TRY IT |
Looking at the records below, say how many lines contain "Translation". Nothing else belongs in the answer.

RECORDS FOR THE TASK |
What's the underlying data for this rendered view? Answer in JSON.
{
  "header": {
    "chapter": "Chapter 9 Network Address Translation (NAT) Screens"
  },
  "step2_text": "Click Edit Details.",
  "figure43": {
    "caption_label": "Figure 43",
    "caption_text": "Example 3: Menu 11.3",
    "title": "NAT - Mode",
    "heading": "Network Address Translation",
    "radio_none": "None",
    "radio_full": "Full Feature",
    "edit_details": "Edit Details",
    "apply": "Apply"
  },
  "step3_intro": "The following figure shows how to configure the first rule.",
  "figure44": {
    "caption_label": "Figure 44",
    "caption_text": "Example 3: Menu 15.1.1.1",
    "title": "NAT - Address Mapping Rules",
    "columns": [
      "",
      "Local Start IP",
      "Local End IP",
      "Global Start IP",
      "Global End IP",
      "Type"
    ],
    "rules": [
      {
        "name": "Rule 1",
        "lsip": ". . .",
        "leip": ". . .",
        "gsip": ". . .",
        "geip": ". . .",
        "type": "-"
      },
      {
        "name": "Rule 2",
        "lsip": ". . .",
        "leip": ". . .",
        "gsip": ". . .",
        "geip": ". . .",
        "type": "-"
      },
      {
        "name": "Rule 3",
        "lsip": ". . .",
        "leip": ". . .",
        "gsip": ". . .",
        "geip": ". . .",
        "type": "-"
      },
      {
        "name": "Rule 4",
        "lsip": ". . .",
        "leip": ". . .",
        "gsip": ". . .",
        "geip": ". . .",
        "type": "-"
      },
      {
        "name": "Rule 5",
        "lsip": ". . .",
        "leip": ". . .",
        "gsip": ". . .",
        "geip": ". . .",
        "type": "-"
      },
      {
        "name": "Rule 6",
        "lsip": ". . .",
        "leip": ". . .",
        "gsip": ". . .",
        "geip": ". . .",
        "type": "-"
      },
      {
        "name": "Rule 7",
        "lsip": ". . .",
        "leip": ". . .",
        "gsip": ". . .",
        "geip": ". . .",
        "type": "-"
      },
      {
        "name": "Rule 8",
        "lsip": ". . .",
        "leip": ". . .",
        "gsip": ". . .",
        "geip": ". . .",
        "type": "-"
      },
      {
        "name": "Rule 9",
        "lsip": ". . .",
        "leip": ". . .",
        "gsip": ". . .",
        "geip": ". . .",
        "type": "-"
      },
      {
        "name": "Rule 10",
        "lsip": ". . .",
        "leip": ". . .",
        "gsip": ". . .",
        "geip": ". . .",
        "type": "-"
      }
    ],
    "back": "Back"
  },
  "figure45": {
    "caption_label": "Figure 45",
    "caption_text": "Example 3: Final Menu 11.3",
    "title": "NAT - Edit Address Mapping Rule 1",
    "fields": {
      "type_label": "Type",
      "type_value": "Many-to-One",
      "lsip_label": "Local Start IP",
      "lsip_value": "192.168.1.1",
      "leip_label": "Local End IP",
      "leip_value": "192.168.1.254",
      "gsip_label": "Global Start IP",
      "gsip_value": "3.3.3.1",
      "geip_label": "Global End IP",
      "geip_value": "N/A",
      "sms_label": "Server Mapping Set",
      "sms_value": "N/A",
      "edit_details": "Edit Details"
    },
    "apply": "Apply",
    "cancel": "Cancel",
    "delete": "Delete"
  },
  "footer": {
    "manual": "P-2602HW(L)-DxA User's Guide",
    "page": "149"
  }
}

SOLUTION |
2